Here’s the code, use it and abuse it, modify it and enjoy it!

/******************************************************************************

**    File: “GetTableSpaceUseage.sql”

**    Name: Get Table Space Useage for a specific schema

**    Auth: Robert C. Cain

**    Date: 01/27/2008

**

**    Desc: Calls the sp_spaceused proc for each table in a schema and returns

**        the Table Name, Number of Rows, and space used for each table.

**

**    Called by:

**     n/a – As needed

**

**    Input Parameters:

**     In the code check the value of @schemaname, if you need it for a

**     schema other than dbo be sure to change it.

**

**    Output Parameters:

**     NA

**

*******************************************************************************

**        Change History

*******************************************************************************

**    Date:            Author:                Description:

**    ——–        ——–            —————————————

**

*******************************************************************************/

 

/*—————————————————————————-*/

/* Drop the temp table if it’s there from a previous run                     */

/*—————————————————————————-*/

if object_id(N‘tempdb..[#TableSizes]’) is not null

  drop table #TableSizes ;

go

 

/*—————————————————————————-*/

/* Create the temp table                                                     */

/*—————————————————————————-*/

create table #TableSizes

  (

    [Table Name] nvarchar(128)   /* Name of the table */

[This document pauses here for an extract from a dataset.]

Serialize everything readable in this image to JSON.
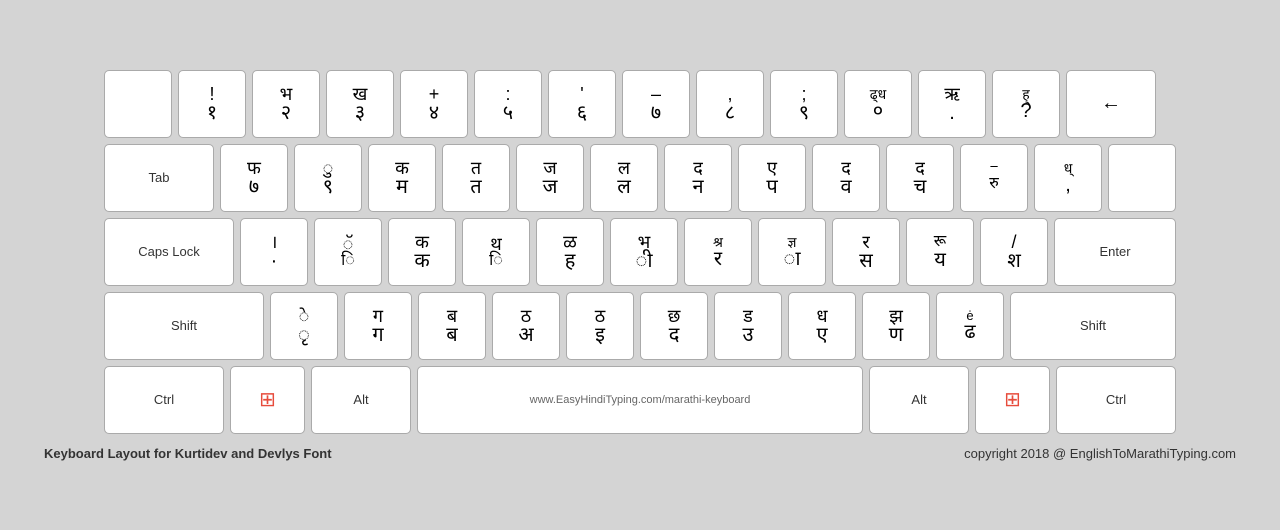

  , [Number of Rows] char(11)    /* Number of rows existing in the table. */

  , [Reserved Space] varchar(18) /* Reserved space for table. */

  , [Data Space] varchar(18)    /* Amount of space used by data in table. */

  , [Index Size] varchar(18)    /* Amount of space used by indexes in table. */

  , [Unused Space] varchar(18)   /* Amount of space reserved but not used. */

  ) ;

go

 

/*—————————————————————————-*/

/* Load the temp table                                                        */

/*—————————————————————————-*/

declare @schemaname varchar(256) ;

— Make sure to set next line to the Schema name you want!

set @schemaname = ‘dbo’ ;

 

— Create a cursor to cycle through the names of each table in the schema

declare curSchemaTable cursor

  for select sys.schemas.name + ‘.’ + sys.objects.name

      from    sys.objects

            , sys.schemas

      where   object_id > 100

              and sys.schemas.name = @schemaname

              /* For a specific table uncomment next line and supply name */

            –and sys.objects.name = ‘specific-table-name-here’    

              and type_desc = ‘USER_TABLE’

              and sys.objects.schema_id = sys.schemas.schema_id ;

 

open curSchemaTable ;

declare @name varchar(256) ;  /* This holds the name of the current table*/

 

— Now loop thru the cursor, calling the sp_spaceused for each table

fetch curSchemaTable into @name ;

while ( @@FETCH_STATUS = 0 )

  begin    

    insert into #TableSizes

            exec sp_spaceused @objname = @name ;       

    fetch curSchemaTable into @name ;   

  end

 

— Important to both close and deallocate!

close curSchemaTable ;     

deallocate curSchemaTable ;

 

/*—————————————————————————-*/

/* Feed the results back                                                     */

/*—————————————————————————-*/

select [Table Name]

      , [Number of Rows]

      , [Reserved Space]

      , [Data Space]

      , [Index Size]

      , [Unused Space]

from    [#TableSizes]

order by [Table Name] ;

 

/*—————————————————————————-*/

/* Remove the temp table                                                     */

/*—————————————————————————-*/

drop table #TableSizes ;